Ocasio-Cortez, who has been outspoken on a bevy of issues since being sworn in, responded to the comment on Twitter on Saturday, saying, "That public 'whatever' is called public sentiment."

"And wielding the power to shift it is how we actually achieve meaningful change in this country," she added. 

In a closed-door caucus meeting Wednesday, Pelosi called on Democrats to stop taking public shots at one another, according to a source in the room. 

“You got a complaint? You come and talk to me about it. But do not tweet about our members and expect us to think that that is just OK,” Pelosi said. 

Pelosi's office did not immediately respond to a request for comment from The Hill. 

Ocasio-Cortez has reportedly been urged to talk with Pelosi, though she told the Post she isn't interested in doing so. Ocasio-Cortez's office did not immediately respond to a request for comment from The Hill.

The Washington Post, citing lawmakers who know both lawmakers, reported that Pelosi and Ocasio-Cortez have not met for a one-on-one meeting since the New York lawmaker declined Pelosi's request to join a committee focused on climate change. 

Pelosi reportedly called out Ocasio-Cortez for rejecting the offer during a private progressive caucus meeting just days later, according to the Post. The House Speaker has since made comments dismissing the Ocasio-Cortez-backed Green New Deal and Ocasio-Cortez's surprise primary win over former Rep. Joseph Crowley (D-N.Y.), the Post noted. 

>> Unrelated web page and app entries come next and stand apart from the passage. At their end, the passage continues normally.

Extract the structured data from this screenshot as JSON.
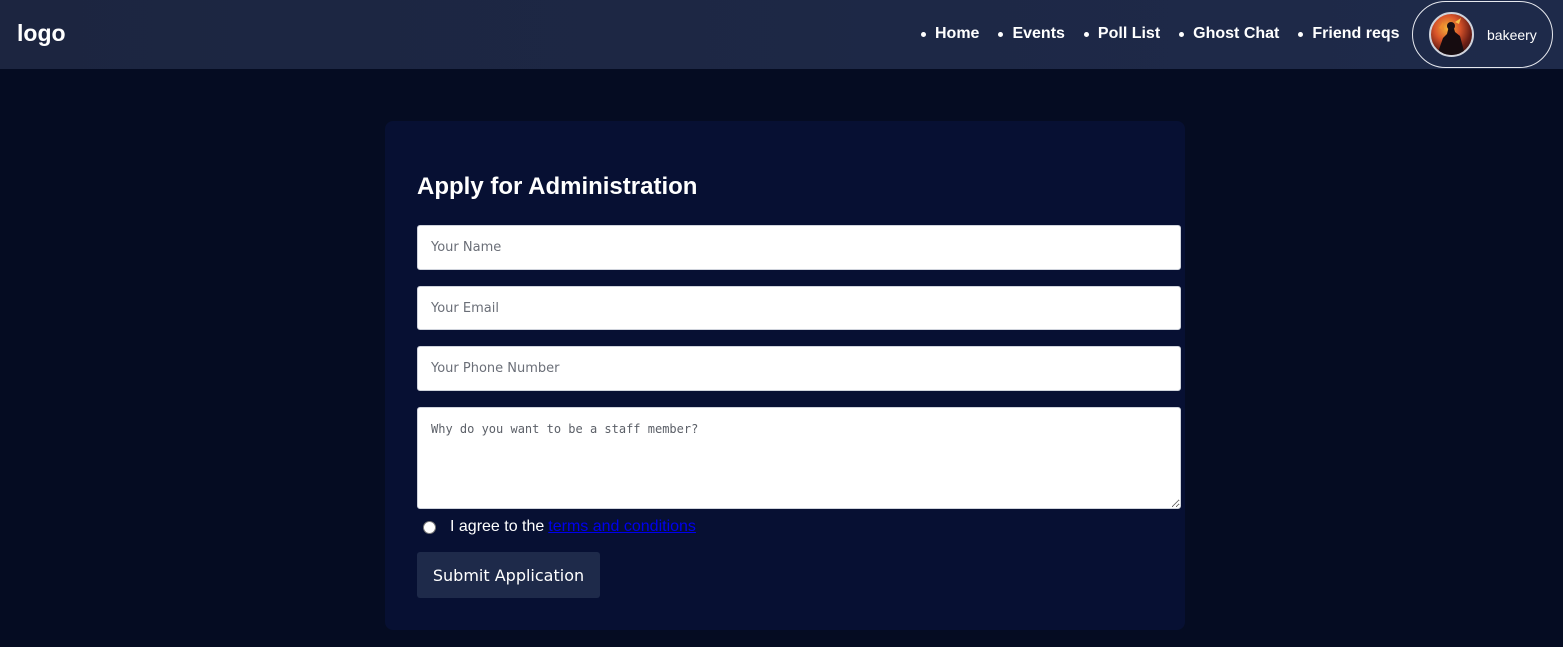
{
  "header": {
    "logo_text": "logo",
    "nav": [
      {
        "label": "Home"
      },
      {
        "label": "Events"
      },
      {
        "label": "Poll List"
      },
      {
        "label": "Ghost Chat"
      },
      {
        "label": "Friend reqs"
      }
    ],
    "profile": {
      "username": "bakeery",
      "avatar_icon": "user-avatar-image"
    }
  },
  "form": {
    "title": "Apply for Administration",
    "name_placeholder": "Your Name",
    "email_placeholder": "Your Email",
    "phone_placeholder": "Your Phone Number",
    "reason_placeholder": "Why do you want to be a staff member?",
    "agree_text": "I agree to the",
    "agree_link": "terms and conditions",
    "agree_checked": false,
    "submit_label": "Submit Application"
  },
  "colors": {
    "page_bg": "#050c22",
    "header_bg": "#1e2a4a",
    "card_bg": "#071033",
    "button_bg": "#1e2a4a",
    "link": "#0000ee"
  }
}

“The third and fourth time [she insulted me], it was like, ‘This is unnecessary, but I'm not going to pick a fight over it. Whatever, I’ll be the punching bag if that’s what they want me to be,’” Ocasio-Cortez said.